▶ What to work on
Would you please copy each line below that includes the string "title"?

▶ The data
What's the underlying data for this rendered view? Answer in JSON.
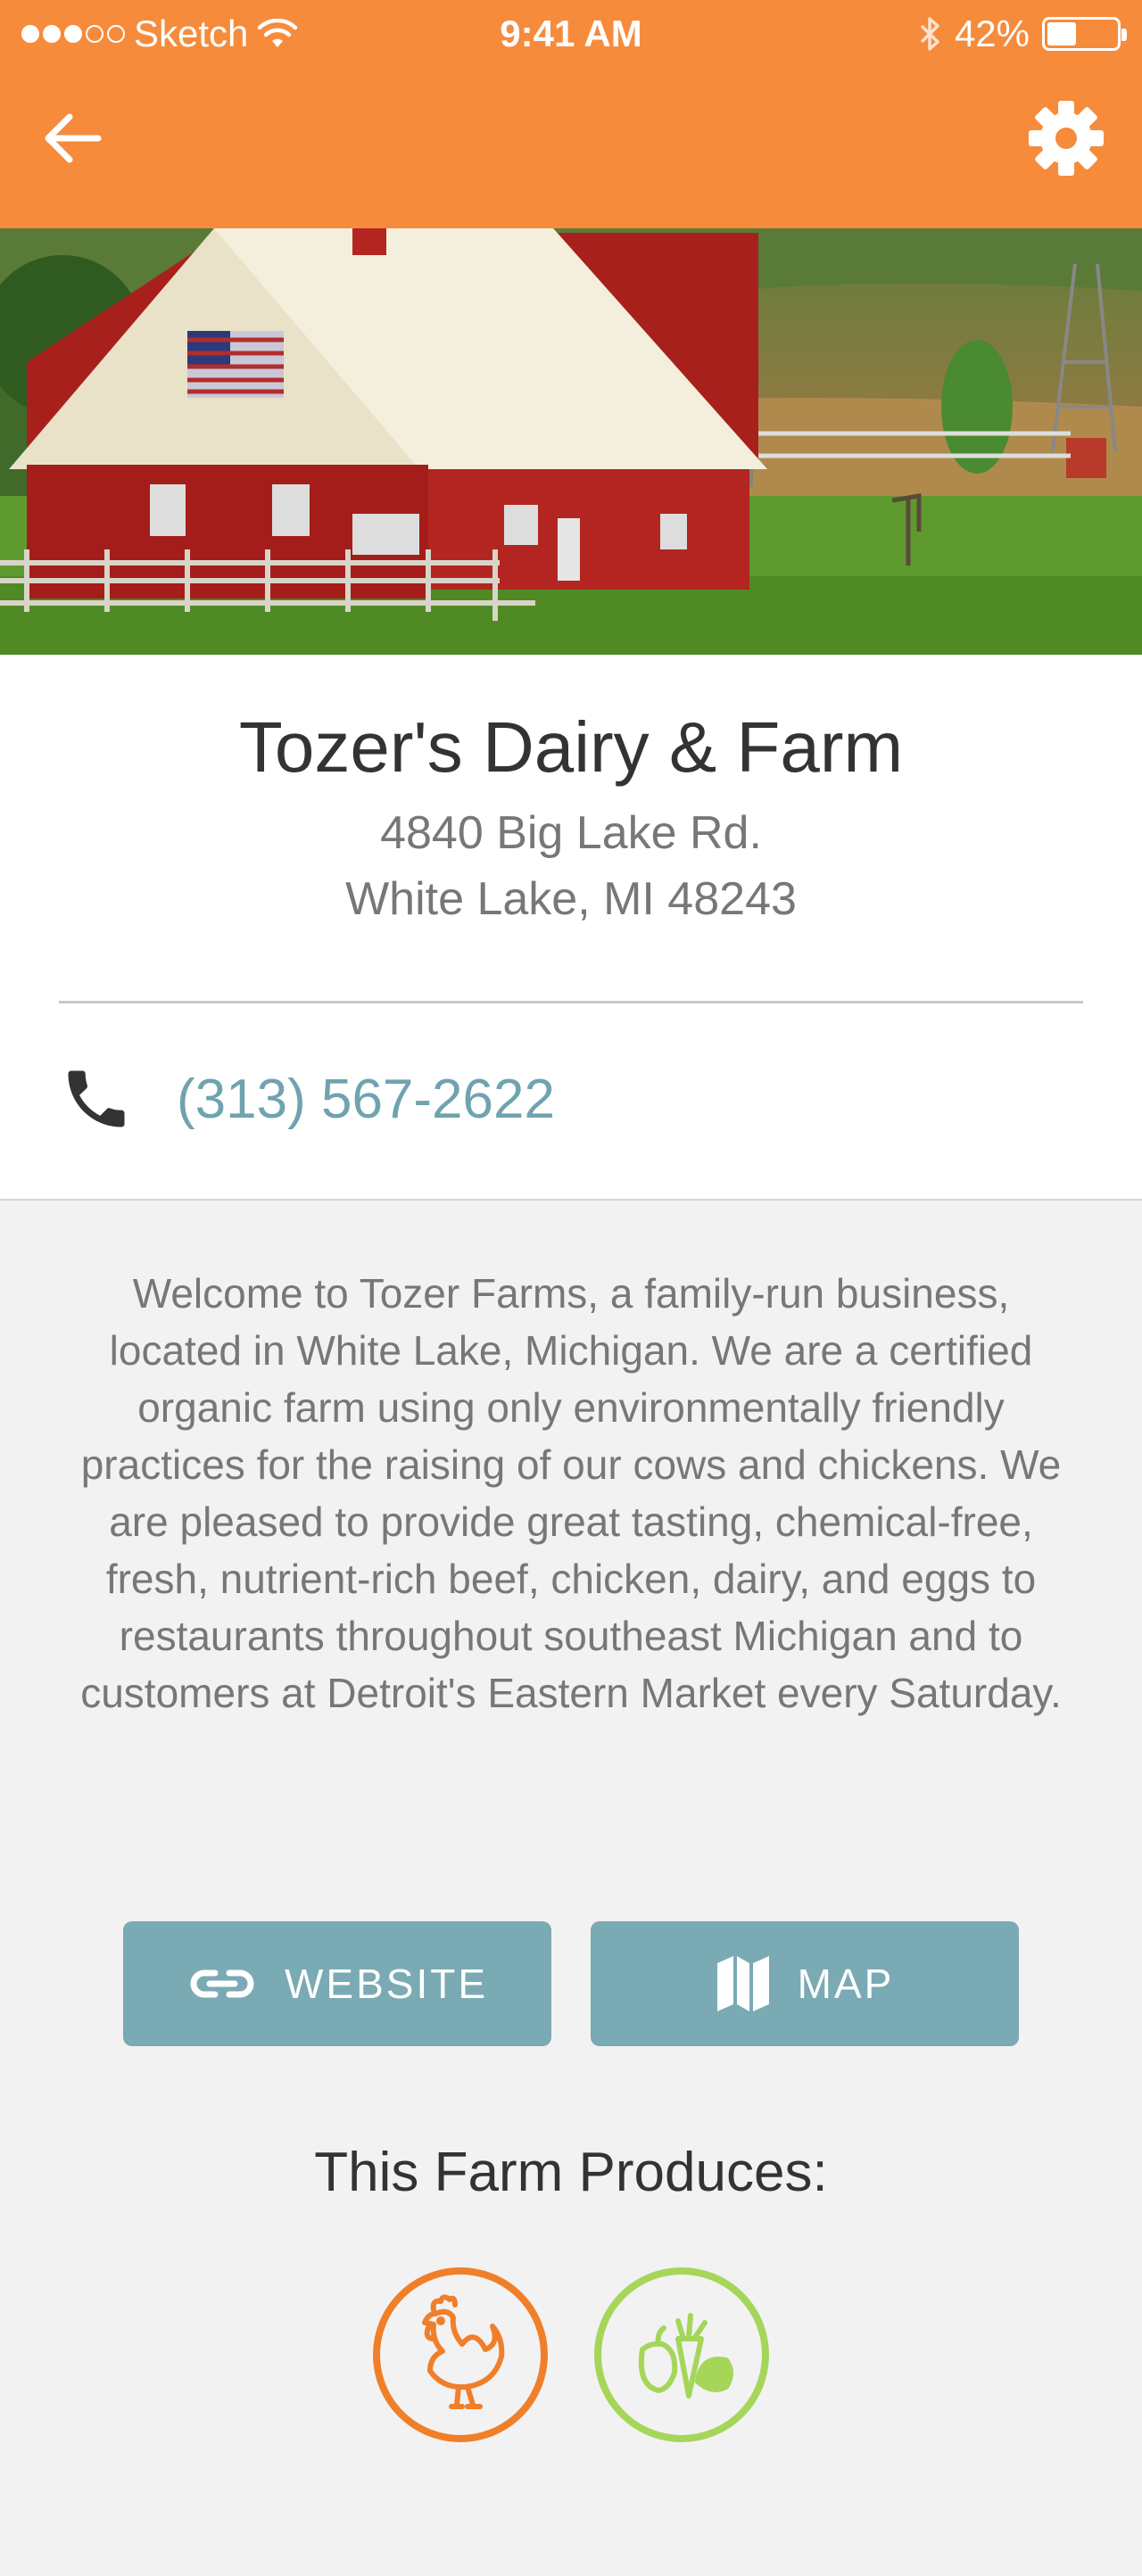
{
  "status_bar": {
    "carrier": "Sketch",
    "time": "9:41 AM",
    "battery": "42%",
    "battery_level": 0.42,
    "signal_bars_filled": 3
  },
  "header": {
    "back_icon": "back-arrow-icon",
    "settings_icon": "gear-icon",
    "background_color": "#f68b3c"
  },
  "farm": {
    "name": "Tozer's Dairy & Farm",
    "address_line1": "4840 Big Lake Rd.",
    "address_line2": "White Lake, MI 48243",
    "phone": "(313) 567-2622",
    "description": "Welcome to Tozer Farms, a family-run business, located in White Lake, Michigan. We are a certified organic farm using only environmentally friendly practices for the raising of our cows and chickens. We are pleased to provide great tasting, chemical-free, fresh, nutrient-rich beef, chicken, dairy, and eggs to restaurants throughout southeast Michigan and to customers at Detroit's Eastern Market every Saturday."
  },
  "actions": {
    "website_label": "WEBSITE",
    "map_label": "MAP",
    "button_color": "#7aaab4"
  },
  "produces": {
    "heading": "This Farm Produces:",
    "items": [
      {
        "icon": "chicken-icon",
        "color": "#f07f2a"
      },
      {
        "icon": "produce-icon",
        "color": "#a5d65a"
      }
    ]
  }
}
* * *
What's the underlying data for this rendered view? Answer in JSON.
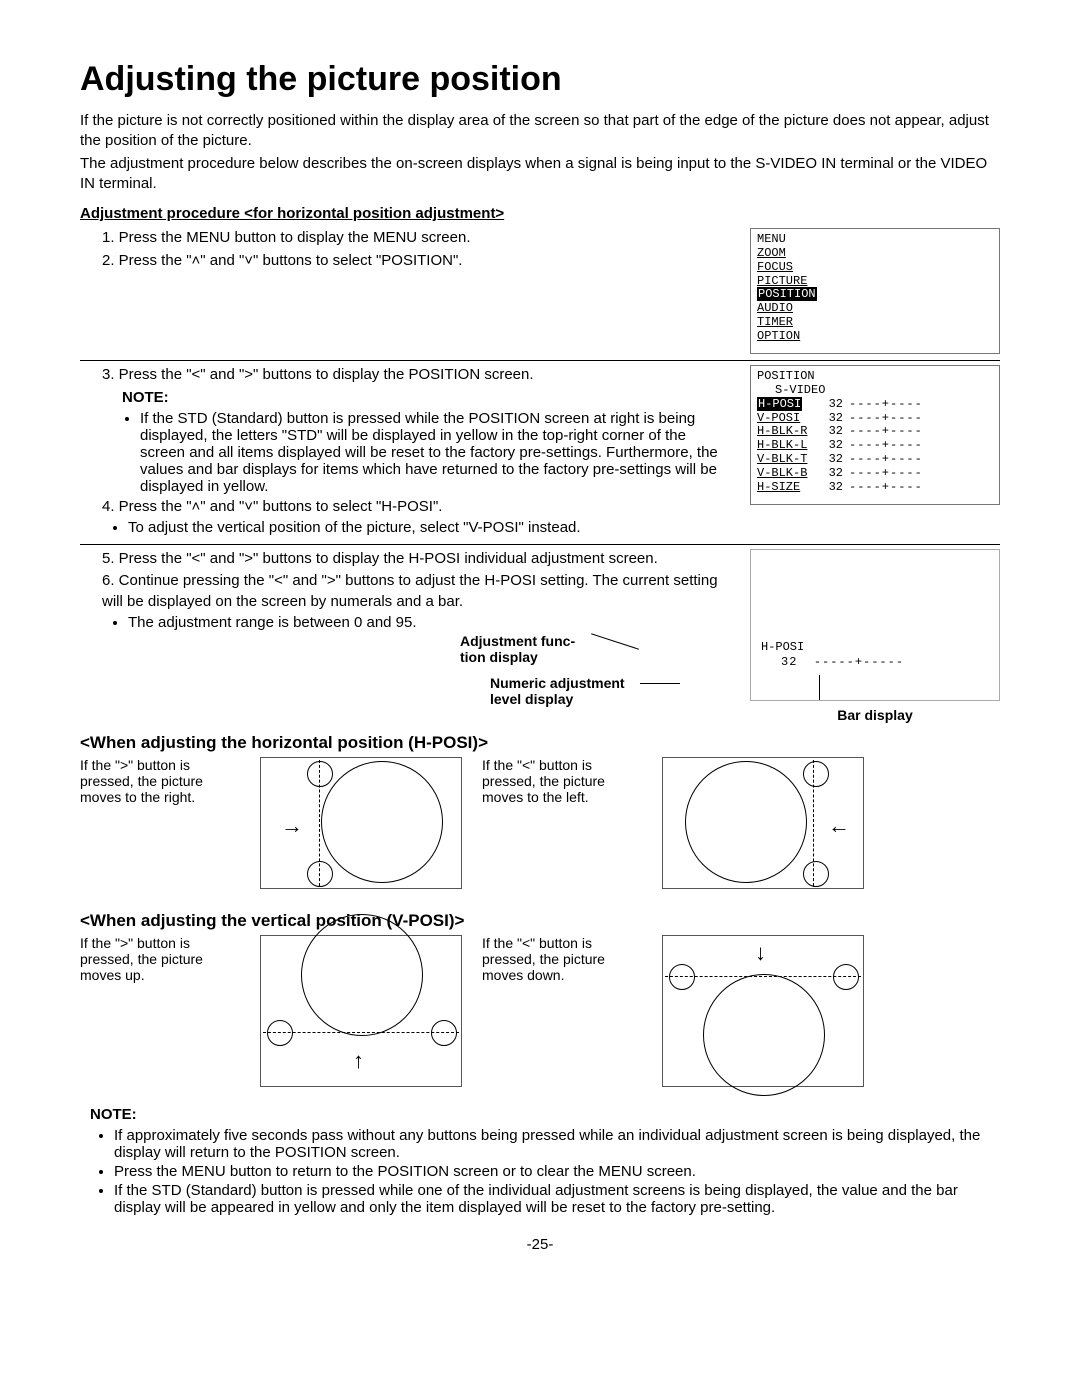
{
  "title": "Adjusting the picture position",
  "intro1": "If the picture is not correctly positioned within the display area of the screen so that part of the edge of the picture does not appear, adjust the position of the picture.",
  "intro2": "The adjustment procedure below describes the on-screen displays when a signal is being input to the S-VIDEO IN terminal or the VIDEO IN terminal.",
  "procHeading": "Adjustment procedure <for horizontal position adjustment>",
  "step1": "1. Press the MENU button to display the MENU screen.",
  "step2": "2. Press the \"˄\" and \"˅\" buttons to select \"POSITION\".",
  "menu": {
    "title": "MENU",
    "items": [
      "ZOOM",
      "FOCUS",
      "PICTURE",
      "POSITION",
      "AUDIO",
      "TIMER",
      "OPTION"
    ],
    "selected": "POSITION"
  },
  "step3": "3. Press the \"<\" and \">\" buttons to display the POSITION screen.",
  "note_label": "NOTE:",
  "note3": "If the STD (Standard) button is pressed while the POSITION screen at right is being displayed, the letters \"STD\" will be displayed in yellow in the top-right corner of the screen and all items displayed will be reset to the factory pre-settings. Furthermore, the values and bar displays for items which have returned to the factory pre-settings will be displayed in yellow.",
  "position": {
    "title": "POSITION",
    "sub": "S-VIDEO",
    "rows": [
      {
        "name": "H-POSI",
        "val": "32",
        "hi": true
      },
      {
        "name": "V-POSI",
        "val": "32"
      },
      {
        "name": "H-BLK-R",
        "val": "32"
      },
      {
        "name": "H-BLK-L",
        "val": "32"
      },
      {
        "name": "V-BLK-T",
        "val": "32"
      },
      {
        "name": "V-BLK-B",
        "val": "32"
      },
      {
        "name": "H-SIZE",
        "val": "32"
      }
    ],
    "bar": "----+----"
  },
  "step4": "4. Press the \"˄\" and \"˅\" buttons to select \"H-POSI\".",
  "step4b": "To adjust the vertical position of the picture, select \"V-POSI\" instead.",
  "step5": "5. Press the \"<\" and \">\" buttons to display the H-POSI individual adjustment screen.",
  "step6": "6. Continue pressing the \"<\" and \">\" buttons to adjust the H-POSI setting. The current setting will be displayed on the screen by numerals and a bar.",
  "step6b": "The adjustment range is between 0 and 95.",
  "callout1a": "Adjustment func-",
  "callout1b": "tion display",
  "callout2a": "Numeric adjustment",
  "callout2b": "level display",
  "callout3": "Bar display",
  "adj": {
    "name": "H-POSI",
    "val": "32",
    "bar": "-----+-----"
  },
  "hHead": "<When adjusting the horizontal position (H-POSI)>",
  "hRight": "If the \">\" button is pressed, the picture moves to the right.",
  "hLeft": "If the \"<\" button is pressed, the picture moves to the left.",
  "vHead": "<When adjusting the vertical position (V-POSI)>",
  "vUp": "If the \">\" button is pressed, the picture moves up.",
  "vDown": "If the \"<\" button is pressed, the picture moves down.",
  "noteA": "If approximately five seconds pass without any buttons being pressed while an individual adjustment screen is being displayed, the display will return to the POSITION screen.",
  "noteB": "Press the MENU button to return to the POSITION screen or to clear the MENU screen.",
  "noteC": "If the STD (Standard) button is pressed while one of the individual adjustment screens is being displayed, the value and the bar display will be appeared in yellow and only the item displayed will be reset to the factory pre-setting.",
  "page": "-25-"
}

▶ Answer section
  "title": "Adjusting the picture position",
    "title": "MENU",
    "title": "POSITION",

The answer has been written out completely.